[Stored entries]
☆ ☆ ☆ ☆

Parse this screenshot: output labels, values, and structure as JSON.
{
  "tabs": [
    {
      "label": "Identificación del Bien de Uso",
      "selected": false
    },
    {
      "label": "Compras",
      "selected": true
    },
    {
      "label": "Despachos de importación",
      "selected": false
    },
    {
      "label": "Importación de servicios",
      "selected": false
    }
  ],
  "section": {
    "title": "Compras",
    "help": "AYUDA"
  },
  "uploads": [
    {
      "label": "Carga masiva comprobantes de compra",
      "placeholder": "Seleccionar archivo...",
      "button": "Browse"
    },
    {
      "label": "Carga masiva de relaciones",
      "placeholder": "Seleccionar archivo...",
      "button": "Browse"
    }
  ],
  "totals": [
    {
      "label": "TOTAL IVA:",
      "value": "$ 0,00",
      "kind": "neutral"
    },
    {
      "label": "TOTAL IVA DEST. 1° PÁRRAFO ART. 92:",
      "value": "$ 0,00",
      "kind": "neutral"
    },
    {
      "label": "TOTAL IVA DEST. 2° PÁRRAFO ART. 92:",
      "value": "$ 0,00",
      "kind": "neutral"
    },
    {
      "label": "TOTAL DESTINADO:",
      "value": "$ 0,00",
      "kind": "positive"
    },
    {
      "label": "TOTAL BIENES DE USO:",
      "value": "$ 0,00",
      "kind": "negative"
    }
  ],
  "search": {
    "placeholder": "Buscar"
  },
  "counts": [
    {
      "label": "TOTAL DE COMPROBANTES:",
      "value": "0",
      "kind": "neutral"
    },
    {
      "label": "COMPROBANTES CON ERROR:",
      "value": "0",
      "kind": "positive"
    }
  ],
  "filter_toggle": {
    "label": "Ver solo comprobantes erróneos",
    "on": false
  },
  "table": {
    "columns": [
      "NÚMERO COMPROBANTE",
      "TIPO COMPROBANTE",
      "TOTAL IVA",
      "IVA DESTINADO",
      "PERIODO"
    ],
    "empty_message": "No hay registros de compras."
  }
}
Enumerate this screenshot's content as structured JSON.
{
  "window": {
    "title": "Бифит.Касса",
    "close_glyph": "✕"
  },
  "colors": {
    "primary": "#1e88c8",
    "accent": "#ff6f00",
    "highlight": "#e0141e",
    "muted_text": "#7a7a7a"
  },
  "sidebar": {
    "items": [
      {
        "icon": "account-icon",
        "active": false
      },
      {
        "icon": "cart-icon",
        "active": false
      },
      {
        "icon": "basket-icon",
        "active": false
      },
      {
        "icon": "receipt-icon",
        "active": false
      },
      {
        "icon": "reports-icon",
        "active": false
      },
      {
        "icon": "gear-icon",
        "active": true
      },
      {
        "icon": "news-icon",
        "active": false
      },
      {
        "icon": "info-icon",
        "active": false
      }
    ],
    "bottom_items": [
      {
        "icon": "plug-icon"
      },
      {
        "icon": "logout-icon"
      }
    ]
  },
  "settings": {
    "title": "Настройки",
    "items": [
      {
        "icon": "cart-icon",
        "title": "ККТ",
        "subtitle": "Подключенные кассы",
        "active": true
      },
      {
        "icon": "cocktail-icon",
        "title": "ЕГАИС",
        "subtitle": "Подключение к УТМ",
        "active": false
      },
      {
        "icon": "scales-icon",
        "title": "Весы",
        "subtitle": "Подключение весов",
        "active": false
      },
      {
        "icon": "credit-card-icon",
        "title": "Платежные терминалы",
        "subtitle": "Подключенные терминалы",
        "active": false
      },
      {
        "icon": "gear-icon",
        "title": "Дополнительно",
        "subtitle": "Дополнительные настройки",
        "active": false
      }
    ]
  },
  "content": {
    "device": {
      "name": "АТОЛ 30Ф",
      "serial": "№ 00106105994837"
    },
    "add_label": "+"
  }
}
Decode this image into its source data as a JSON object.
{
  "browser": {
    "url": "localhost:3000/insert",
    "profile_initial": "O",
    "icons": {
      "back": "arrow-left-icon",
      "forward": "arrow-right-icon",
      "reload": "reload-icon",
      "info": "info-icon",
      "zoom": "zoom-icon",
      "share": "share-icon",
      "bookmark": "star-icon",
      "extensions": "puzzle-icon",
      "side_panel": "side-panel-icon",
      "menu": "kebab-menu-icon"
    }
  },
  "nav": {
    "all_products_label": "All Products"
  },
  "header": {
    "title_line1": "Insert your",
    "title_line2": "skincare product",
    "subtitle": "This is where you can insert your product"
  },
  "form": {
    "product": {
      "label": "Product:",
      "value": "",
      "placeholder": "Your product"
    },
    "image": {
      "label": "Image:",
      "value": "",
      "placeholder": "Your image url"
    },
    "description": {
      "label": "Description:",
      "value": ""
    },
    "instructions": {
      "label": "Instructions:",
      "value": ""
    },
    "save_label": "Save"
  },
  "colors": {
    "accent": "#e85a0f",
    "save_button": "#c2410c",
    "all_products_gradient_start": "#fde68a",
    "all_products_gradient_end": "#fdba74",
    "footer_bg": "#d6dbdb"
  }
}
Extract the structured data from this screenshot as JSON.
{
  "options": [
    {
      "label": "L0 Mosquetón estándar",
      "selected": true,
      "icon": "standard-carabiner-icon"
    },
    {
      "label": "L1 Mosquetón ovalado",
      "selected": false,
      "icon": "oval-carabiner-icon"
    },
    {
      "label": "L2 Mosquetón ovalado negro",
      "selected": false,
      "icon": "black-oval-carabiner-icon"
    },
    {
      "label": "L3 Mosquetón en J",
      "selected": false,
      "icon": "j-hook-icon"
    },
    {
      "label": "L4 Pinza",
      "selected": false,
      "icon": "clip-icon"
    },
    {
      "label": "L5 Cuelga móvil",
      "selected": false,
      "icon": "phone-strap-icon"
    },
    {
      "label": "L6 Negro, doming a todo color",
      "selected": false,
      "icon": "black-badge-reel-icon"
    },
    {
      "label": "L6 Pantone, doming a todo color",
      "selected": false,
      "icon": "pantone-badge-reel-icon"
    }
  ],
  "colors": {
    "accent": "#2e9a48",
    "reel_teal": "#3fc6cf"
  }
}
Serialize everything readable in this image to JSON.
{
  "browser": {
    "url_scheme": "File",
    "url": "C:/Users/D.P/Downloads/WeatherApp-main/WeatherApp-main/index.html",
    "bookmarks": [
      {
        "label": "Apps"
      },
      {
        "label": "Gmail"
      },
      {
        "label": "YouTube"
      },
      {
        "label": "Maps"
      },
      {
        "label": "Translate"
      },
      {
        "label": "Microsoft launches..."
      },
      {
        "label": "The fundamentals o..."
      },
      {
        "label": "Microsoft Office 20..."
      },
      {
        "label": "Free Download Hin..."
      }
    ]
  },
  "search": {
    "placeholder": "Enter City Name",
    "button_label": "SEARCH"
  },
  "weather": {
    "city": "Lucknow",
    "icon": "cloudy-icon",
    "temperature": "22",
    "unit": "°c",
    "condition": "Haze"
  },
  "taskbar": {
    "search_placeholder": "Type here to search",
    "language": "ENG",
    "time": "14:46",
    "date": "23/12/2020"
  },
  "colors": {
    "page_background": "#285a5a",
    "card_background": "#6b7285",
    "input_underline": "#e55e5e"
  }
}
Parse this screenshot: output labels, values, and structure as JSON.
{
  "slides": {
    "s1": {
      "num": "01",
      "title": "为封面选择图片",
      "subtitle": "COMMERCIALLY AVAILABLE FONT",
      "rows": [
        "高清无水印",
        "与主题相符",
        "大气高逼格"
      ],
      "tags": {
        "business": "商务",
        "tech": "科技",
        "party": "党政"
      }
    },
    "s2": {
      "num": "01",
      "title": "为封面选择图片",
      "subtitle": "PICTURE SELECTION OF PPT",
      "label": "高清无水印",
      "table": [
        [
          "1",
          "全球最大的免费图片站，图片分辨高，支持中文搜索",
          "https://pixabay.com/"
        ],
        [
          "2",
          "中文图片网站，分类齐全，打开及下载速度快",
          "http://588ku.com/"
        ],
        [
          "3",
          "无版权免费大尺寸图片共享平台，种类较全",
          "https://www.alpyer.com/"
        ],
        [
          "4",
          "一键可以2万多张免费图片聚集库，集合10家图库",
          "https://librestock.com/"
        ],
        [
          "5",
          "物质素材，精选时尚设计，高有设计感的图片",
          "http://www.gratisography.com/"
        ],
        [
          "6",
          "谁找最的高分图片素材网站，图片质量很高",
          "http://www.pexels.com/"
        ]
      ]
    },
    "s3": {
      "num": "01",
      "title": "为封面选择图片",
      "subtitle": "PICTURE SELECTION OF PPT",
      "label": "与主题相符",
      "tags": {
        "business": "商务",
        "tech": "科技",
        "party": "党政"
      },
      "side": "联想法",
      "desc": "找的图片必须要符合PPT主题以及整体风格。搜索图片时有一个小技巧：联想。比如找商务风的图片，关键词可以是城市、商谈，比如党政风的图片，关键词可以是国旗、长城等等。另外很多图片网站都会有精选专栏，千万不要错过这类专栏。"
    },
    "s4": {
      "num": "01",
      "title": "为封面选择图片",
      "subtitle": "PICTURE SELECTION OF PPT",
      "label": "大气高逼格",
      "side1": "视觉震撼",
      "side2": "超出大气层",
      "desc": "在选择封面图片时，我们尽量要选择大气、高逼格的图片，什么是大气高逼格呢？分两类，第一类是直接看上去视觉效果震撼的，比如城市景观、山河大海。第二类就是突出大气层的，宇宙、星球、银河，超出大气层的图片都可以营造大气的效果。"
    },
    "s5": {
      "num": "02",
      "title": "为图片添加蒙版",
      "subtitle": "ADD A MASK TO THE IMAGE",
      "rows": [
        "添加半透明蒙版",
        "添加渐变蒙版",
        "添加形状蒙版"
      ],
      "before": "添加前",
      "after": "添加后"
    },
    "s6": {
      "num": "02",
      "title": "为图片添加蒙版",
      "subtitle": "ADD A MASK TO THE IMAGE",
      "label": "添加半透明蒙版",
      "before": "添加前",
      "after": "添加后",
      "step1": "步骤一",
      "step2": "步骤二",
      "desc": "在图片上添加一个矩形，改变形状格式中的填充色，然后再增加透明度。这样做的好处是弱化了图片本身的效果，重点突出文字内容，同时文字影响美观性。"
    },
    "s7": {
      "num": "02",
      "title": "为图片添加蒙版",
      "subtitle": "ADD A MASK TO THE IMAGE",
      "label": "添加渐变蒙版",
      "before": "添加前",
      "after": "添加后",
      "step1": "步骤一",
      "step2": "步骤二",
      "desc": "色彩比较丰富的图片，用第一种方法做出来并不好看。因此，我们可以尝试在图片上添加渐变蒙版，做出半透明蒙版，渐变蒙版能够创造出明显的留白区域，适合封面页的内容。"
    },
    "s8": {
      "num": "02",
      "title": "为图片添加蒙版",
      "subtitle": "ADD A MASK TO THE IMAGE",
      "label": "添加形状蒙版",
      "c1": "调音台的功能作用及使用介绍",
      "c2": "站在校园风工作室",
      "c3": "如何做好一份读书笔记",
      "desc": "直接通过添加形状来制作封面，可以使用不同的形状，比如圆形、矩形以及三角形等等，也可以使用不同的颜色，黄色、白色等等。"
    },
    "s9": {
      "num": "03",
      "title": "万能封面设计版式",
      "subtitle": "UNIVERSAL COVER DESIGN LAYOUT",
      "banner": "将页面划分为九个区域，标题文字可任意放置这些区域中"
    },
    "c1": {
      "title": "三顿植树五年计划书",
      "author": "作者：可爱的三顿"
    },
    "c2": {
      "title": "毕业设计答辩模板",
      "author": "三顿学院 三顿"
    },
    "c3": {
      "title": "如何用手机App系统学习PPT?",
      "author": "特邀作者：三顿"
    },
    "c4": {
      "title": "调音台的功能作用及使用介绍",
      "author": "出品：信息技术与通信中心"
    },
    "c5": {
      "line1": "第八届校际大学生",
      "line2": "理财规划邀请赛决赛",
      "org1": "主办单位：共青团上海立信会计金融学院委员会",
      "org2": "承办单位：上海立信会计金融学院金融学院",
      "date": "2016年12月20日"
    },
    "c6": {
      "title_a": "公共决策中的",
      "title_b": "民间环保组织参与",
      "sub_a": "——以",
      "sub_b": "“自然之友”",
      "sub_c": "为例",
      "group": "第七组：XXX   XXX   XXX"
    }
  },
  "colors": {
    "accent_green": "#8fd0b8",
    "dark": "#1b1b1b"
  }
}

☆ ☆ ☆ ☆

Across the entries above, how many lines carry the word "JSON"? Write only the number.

6